**EXERCISE DIRECTIONS**
Pick every line out of the entries below that has the string "ICommandTest", and copy it.

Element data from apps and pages
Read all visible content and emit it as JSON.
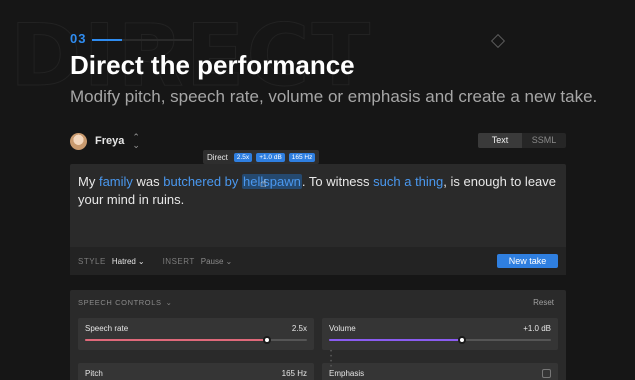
{
  "section": {
    "step": "03",
    "title": "Direct the performance",
    "subtitle": "Modify pitch, speech rate, volume or emphasis and create a new take."
  },
  "voice": {
    "name": "Freya",
    "avatar_icon": "avatar"
  },
  "mode_toggle": {
    "options": [
      "Text",
      "SSML"
    ],
    "active": "Text"
  },
  "direct_tooltip": {
    "label": "Direct",
    "badges": [
      "2.5x",
      "+1.0 dB",
      "165 Hz"
    ]
  },
  "editor": {
    "segments": [
      {
        "text": "My ",
        "style": "plain"
      },
      {
        "text": "family",
        "style": "directed"
      },
      {
        "text": " was ",
        "style": "plain"
      },
      {
        "text": "butchered by ",
        "style": "directed"
      },
      {
        "text": "hellspawn",
        "style": "selected"
      },
      {
        "text": ". To witness ",
        "style": "plain"
      },
      {
        "text": "such a thing",
        "style": "directed"
      },
      {
        "text": ", is enough to leave your mind in ruins.",
        "style": "plain"
      }
    ],
    "toolbar": {
      "style_label": "STYLE",
      "style_value": "Hatred",
      "insert_label": "INSERT",
      "insert_value": "Pause",
      "new_take": "New take"
    }
  },
  "speech_controls": {
    "heading": "SPEECH CONTROLS",
    "reset": "Reset",
    "controls": [
      {
        "name": "Speech rate",
        "value": "2.5x",
        "level": 0.82,
        "color": "#e0697a"
      },
      {
        "name": "Volume",
        "value": "+1.0 dB",
        "level": 0.6,
        "color": "#8a5cf0"
      },
      {
        "name": "Pitch",
        "value": "165 Hz"
      },
      {
        "name": "Emphasis",
        "value": ""
      }
    ]
  },
  "colors": {
    "accent": "#2f7fe0",
    "highlight_text": "#4a98ef"
  }
}
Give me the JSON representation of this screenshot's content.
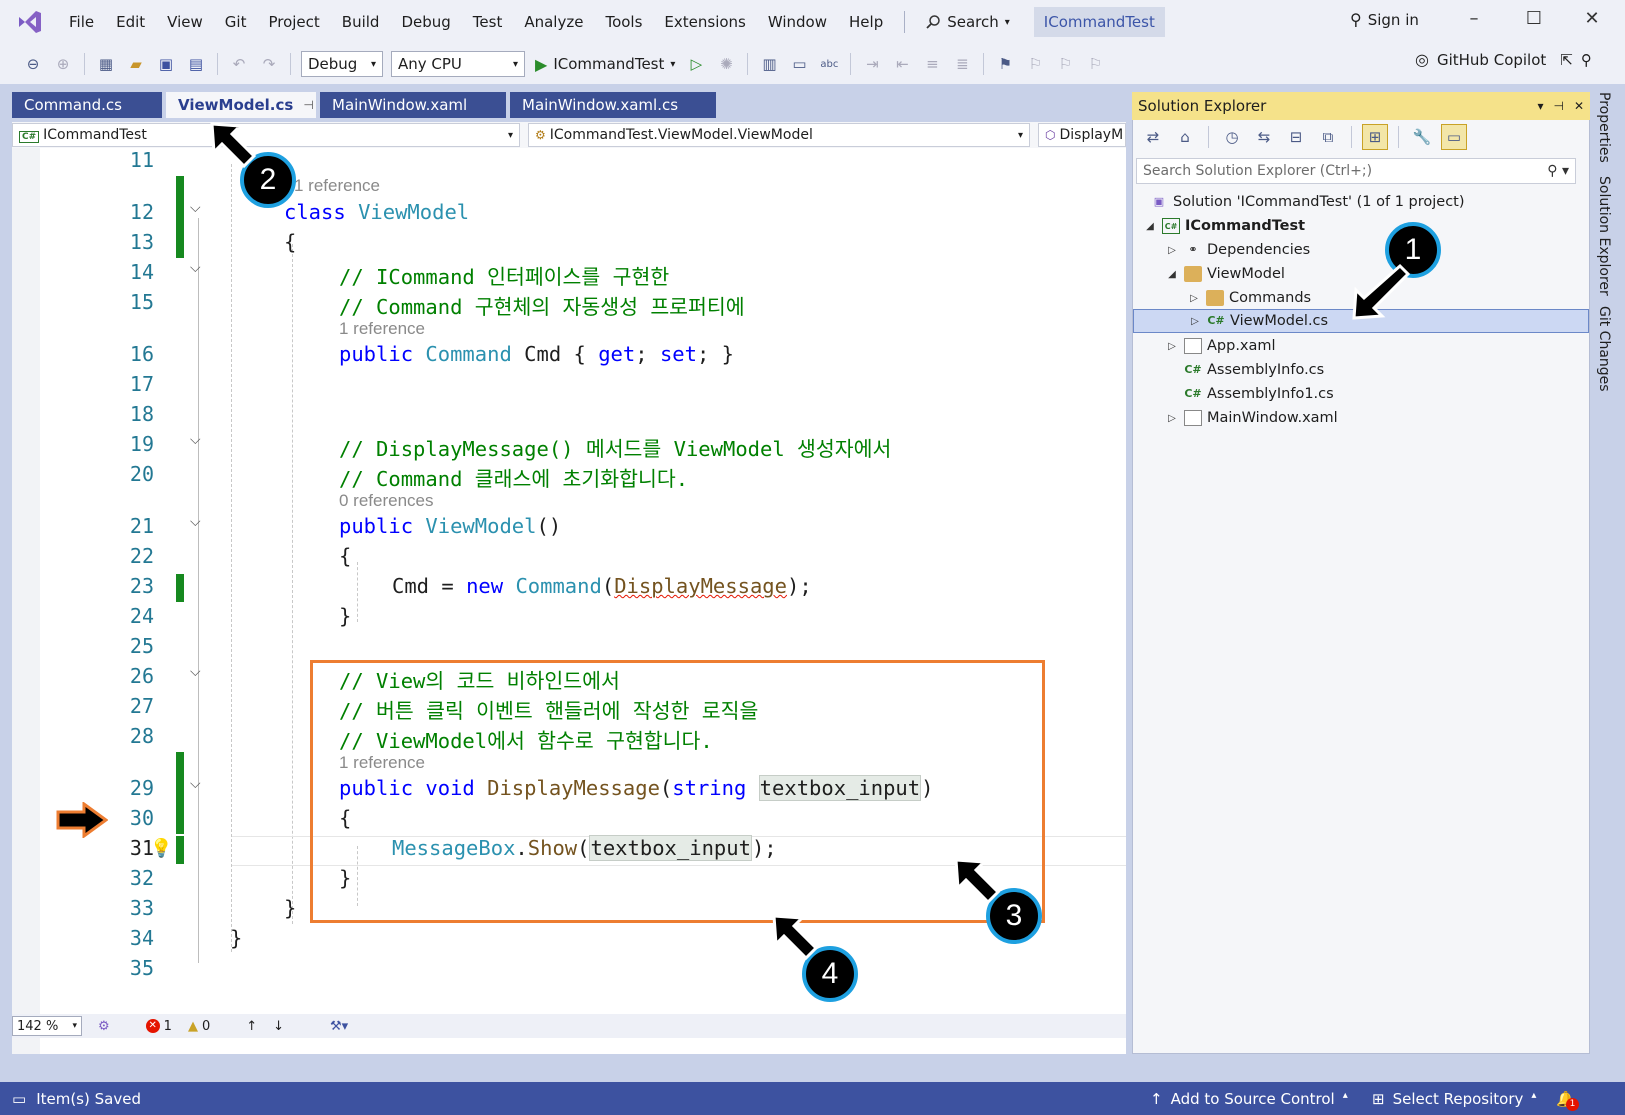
{
  "menu": {
    "items": [
      "File",
      "Edit",
      "View",
      "Git",
      "Project",
      "Build",
      "Debug",
      "Test",
      "Analyze",
      "Tools",
      "Extensions",
      "Window",
      "Help"
    ],
    "search_label": "Search",
    "solution_badge": "ICommandTest",
    "sign_in": "Sign in"
  },
  "toolbar": {
    "config": "Debug",
    "platform": "Any CPU",
    "run_target": "ICommandTest",
    "copilot": "GitHub Copilot"
  },
  "tabs": [
    {
      "label": "Command.cs",
      "active": false
    },
    {
      "label": "ViewModel.cs",
      "active": true
    },
    {
      "label": "MainWindow.xaml",
      "active": false
    },
    {
      "label": "MainWindow.xaml.cs",
      "active": false
    }
  ],
  "navbar": {
    "project": "ICommandTest",
    "type": "ICommandTest.ViewModel.ViewModel",
    "member": "DisplayM"
  },
  "code": {
    "lines": [
      {
        "n": "11"
      },
      {
        "n": "12",
        "ref": "1 reference"
      },
      {
        "n": "13"
      },
      {
        "n": "14"
      },
      {
        "n": "15"
      },
      {
        "n": "16",
        "ref": "1 reference"
      },
      {
        "n": "17"
      },
      {
        "n": "18"
      },
      {
        "n": "19"
      },
      {
        "n": "20"
      },
      {
        "n": "21",
        "ref": "0 references"
      },
      {
        "n": "22"
      },
      {
        "n": "23"
      },
      {
        "n": "24"
      },
      {
        "n": "25"
      },
      {
        "n": "26"
      },
      {
        "n": "27"
      },
      {
        "n": "28"
      },
      {
        "n": "29",
        "ref": "1 reference"
      },
      {
        "n": "30"
      },
      {
        "n": "31"
      },
      {
        "n": "32"
      },
      {
        "n": "33"
      },
      {
        "n": "34"
      },
      {
        "n": "35"
      }
    ],
    "text": {
      "l12_kw": "class",
      "l12_name": "ViewModel",
      "l13": "{",
      "l14": "// ICommand 인터페이스를 구현한",
      "l15": "// Command 구현체의 자동생성 프로퍼티에",
      "l16_kw1": "public",
      "l16_type": "Command",
      "l16_name": "Cmd",
      "l16_b1": "{",
      "l16_get": "get",
      "l16_set": "set",
      "l16_b2": "}",
      "l19": "// DisplayMessage() 메서드를 ViewModel 생성자에서",
      "l20": "// Command 클래스에 초기화합니다.",
      "l21_kw": "public",
      "l21_ctor": "ViewModel",
      "l21_paren": "()",
      "l22": "{",
      "l23_cmd": "Cmd",
      "l23_eq": "=",
      "l23_new": "new",
      "l23_type": "Command",
      "l23_arg": "DisplayMessage",
      "l24": "}",
      "l26": "// View의 코드 비하인드에서",
      "l27": "// 버튼 클릭 이벤트 핸들러에 작성한 로직을",
      "l28": "// ViewModel에서 함수로 구현합니다.",
      "l29_pub": "public",
      "l29_void": "void",
      "l29_meth": "DisplayMessage",
      "l29_str": "string",
      "l29_param": "textbox_input",
      "l30": "{",
      "l31_type": "MessageBox",
      "l31_meth": "Show",
      "l31_arg": "textbox_input",
      "l32": "}",
      "l33": "}",
      "l34": "}"
    }
  },
  "editor_status": {
    "zoom": "142 %",
    "errors": "1",
    "warnings": "0"
  },
  "solution_explorer": {
    "title": "Solution Explorer",
    "search_placeholder": "Search Solution Explorer (Ctrl+;)",
    "tree": [
      {
        "label": "Solution 'ICommandTest' (1 of 1 project)"
      },
      {
        "label": "ICommandTest"
      },
      {
        "label": "Dependencies"
      },
      {
        "label": "ViewModel"
      },
      {
        "label": "Commands"
      },
      {
        "label": "ViewModel.cs"
      },
      {
        "label": "App.xaml"
      },
      {
        "label": "AssemblyInfo.cs"
      },
      {
        "label": "AssemblyInfo1.cs"
      },
      {
        "label": "MainWindow.xaml"
      }
    ]
  },
  "side_tabs": [
    "Properties",
    "Solution Explorer",
    "Git Changes"
  ],
  "statusbar": {
    "saved": "Item(s) Saved",
    "source_control": "Add to Source Control",
    "repo": "Select Repository",
    "notif_count": "1"
  },
  "annotations": {
    "badges": [
      "1",
      "2",
      "3",
      "4"
    ]
  },
  "colors": {
    "accent": "#3d52a0",
    "highlight_box": "#ed7d31",
    "badge_ring": "#1ea0e0",
    "change_bar": "#16891f"
  }
}
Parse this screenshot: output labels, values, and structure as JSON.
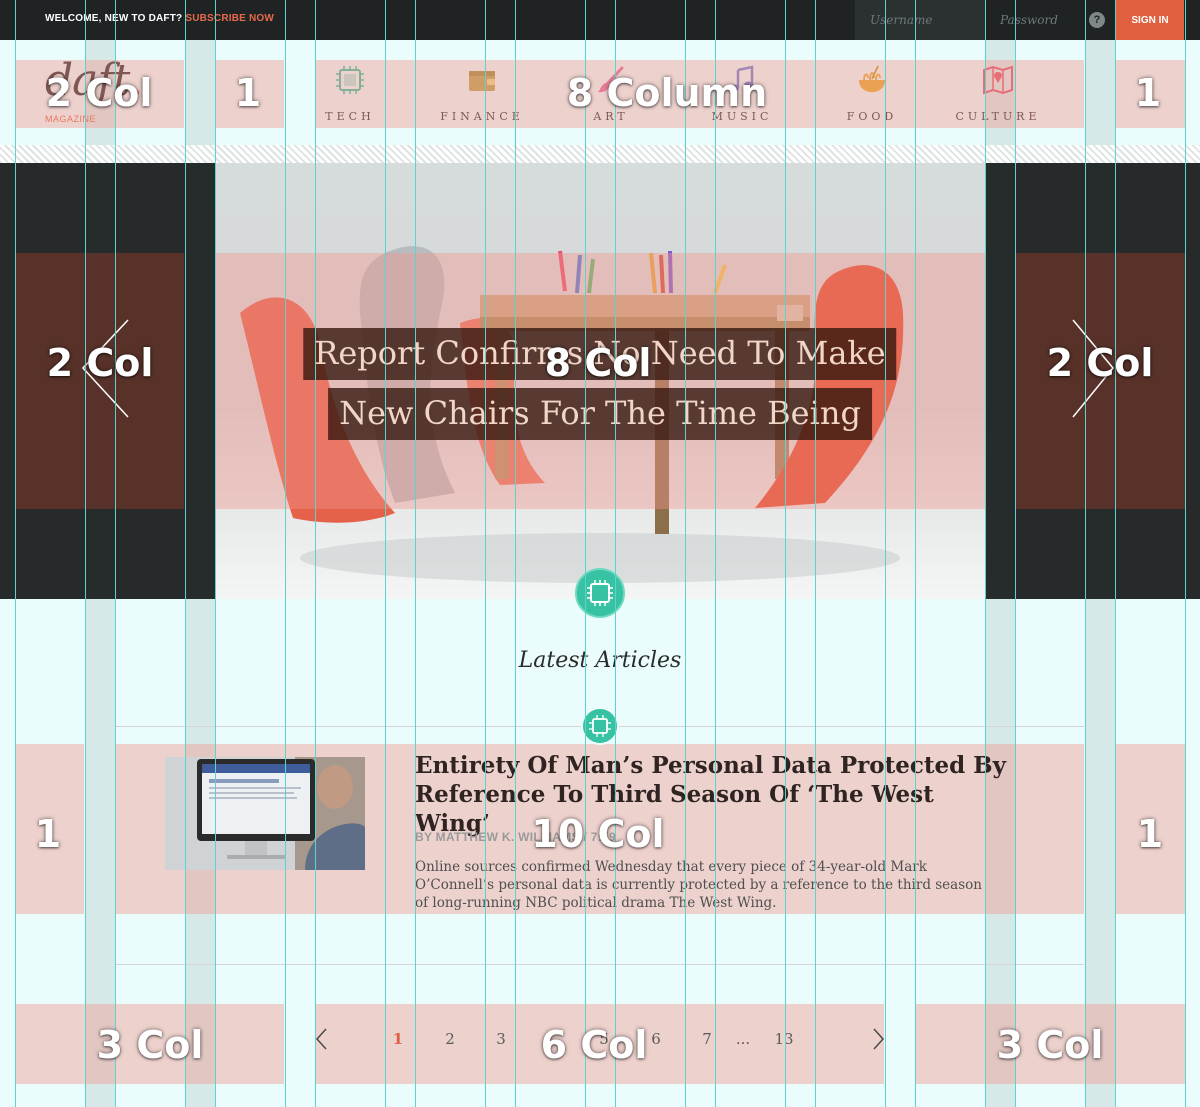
{
  "topbar": {
    "welcome": "WELCOME, NEW TO DAFT?",
    "subscribe_link": "SUBSCRIBE NOW",
    "username_placeholder": "Username",
    "password_placeholder": "Password",
    "help": "?",
    "signin_label": "SIGN IN"
  },
  "logo": {
    "name": "daft",
    "dot": ".",
    "subtitle": "MAGAZINE"
  },
  "nav": [
    {
      "label": "TECH",
      "icon": "chip-icon",
      "color": "#37c2a3"
    },
    {
      "label": "FINANCE",
      "icon": "wallet-icon",
      "color": "#b8a34a"
    },
    {
      "label": "ART",
      "icon": "paintbrush-icon",
      "color": "#e06aa0"
    },
    {
      "label": "MUSIC",
      "icon": "music-note-icon",
      "color": "#6b7ad0"
    },
    {
      "label": "FOOD",
      "icon": "noodle-bowl-icon",
      "color": "#e6a92a"
    },
    {
      "label": "CULTURE",
      "icon": "map-pin-icon",
      "color": "#e0526a"
    }
  ],
  "hero": {
    "title_line1": "Report Confirms No Need To Make",
    "title_line2": "New Chairs For The Time Being"
  },
  "section": {
    "title": "Latest Articles",
    "category_icon": "chip-icon"
  },
  "article": {
    "title": "Entirety Of Man’s Personal Data Protected By Reference To Third Season Of ‘The West Wing’",
    "meta": "BY MATTHEW K. WILLIAMS / 7:59",
    "excerpt": "Online sources confirmed Wednesday that every piece of 34-year-old Mark O’Connell’s personal data is currently protected by a reference to the third season of long-running NBC political drama The West Wing."
  },
  "pagination": {
    "pages": [
      "1",
      "2",
      "3",
      "5",
      "6",
      "7",
      "...",
      "13"
    ],
    "current": "1"
  },
  "annotations": {
    "header_logo": "2 Col",
    "header_left_gutter": "1",
    "header_nav": "8 Column",
    "header_right_gutter": "1",
    "hero_left": "2 Col",
    "hero_center": "8 Col",
    "hero_right": "2 Col",
    "article_left": "1",
    "article_center": "10 Col",
    "article_right": "1",
    "pager_left": "3 Col",
    "pager_center": "6 Col",
    "pager_right": "3 Col"
  },
  "colors": {
    "accent": "#e05f3f",
    "teal": "#37c2a3",
    "guide": "#5cd3cc",
    "dark_band": "#262a2b"
  }
}
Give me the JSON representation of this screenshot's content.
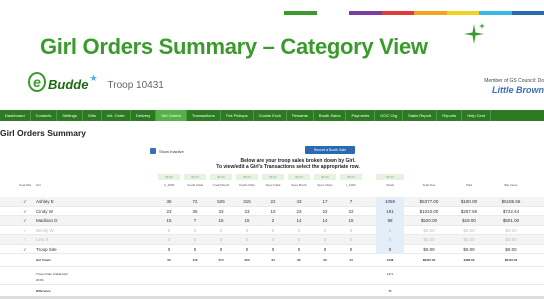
{
  "slide": {
    "title": "Girl Orders Summary – Category View",
    "stripe_colors": [
      "#3a9b2c",
      "#ffffff",
      "#7a3fa0",
      "#e03a3a",
      "#f2a51c",
      "#f2d21c",
      "#3ab8e8",
      "#2a6ab0"
    ]
  },
  "header": {
    "logo_letter": "e",
    "logo_word": "Budde",
    "logo_star": "★",
    "troop": "Troop 10431",
    "council": "Member of GS Council: Do",
    "brownie": "Little Brown"
  },
  "nav": {
    "items": [
      "Dashboard",
      "Contacts",
      "Settings",
      "Girls",
      "Init. Order",
      "Delivery",
      "Girl Orders",
      "Transactions",
      "Tmt Pickups",
      "Cookie Exch",
      "Rewards",
      "Booth Sales",
      "Payments",
      "GOC Org",
      "Sales Report",
      "Reports",
      "Help Cent"
    ],
    "active_index": 6
  },
  "page": {
    "title": "Girl Orders Summary",
    "show_inactive": "Show Inactive",
    "record_button": "Record a Booth Sale",
    "intro_line1": "Below are your troop sales broken down by Girl.",
    "intro_line2": "To view/edit a Girl's Transactions select the appropriate row."
  },
  "table": {
    "prices": [
      "$5.00",
      "$5.00",
      "$5.00",
      "$5.00",
      "$5.00",
      "$5.00",
      "$5.00",
      "$5.00",
      "$5.00"
    ],
    "headers": [
      "Goal Met",
      "Girl",
      "C_1000",
      "Credit Initial",
      "Credit Booth",
      "Credit Other",
      "Spec Initial",
      "Spec Booth",
      "Spec Other",
      "I_1000",
      "Totals",
      "Total Due",
      "Paid",
      "Bal. Dues"
    ],
    "rows": [
      {
        "check": "✓",
        "girl": "Ashley E",
        "vals": [
          "36",
          "72",
          "525",
          "315",
          "22",
          "43",
          "17",
          "7"
        ],
        "total": "1059",
        "due": "$5377.00",
        "paid": "$180.00",
        "bal": "$5186.56",
        "inactive": false
      },
      {
        "check": "✓",
        "girl": "Cindy W",
        "vals": [
          "23",
          "35",
          "33",
          "23",
          "10",
          "23",
          "22",
          "22"
        ],
        "total": "191",
        "due": "$1010.00",
        "paid": "$287.56",
        "bal": "$722.44",
        "inactive": false
      },
      {
        "check": "✓",
        "girl": "Madison D",
        "vals": [
          "15",
          "7",
          "16",
          "15",
          "2",
          "14",
          "14",
          "15"
        ],
        "total": "98",
        "due": "$520.00",
        "paid": "$19.00",
        "bal": "$501.00",
        "inactive": false
      },
      {
        "check": "✓",
        "girl": "Becky W",
        "vals": [
          "0",
          "0",
          "0",
          "0",
          "0",
          "0",
          "0",
          "0"
        ],
        "total": "0",
        "due": "$0.00",
        "paid": "$0.00",
        "bal": "$0.00",
        "inactive": true
      },
      {
        "check": "✓",
        "girl": "Lexi S",
        "vals": [
          "0",
          "0",
          "0",
          "0",
          "0",
          "0",
          "0",
          "0"
        ],
        "total": "0",
        "due": "$0.00",
        "paid": "$0.00",
        "bal": "$0.00",
        "inactive": true
      },
      {
        "check": "✓",
        "girl": "Troop Site",
        "vals": [
          "0",
          "0",
          "0",
          "0",
          "0",
          "0",
          "0",
          "0"
        ],
        "total": "0",
        "due": "$0.00",
        "paid": "$0.00",
        "bal": "$0.00",
        "inactive": false
      }
    ],
    "footer": {
      "girl_totals_label": "Girl Totals",
      "girl_totals": [
        "56",
        "116",
        "574",
        "353",
        "34",
        "80",
        "53",
        "44",
        "1348",
        "$6907.00",
        "$486.56",
        "$6410.00"
      ],
      "troop_order_label": "Troop Order (Initial April 2015)",
      "troop_order_total": "1471",
      "difference_label": "Difference",
      "difference_total": "71"
    }
  }
}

**WRITTEN RESPONSE**
    "solution_badge": "ICommandTest",
    "run_target": "ICommandTest",
    "project": "ICommandTest",
    "type": "ICommandTest.ViewModel.ViewModel",
        "label": "Solution 'ICommandTest' (1 of 1 project)"
        "label": "ICommandTest"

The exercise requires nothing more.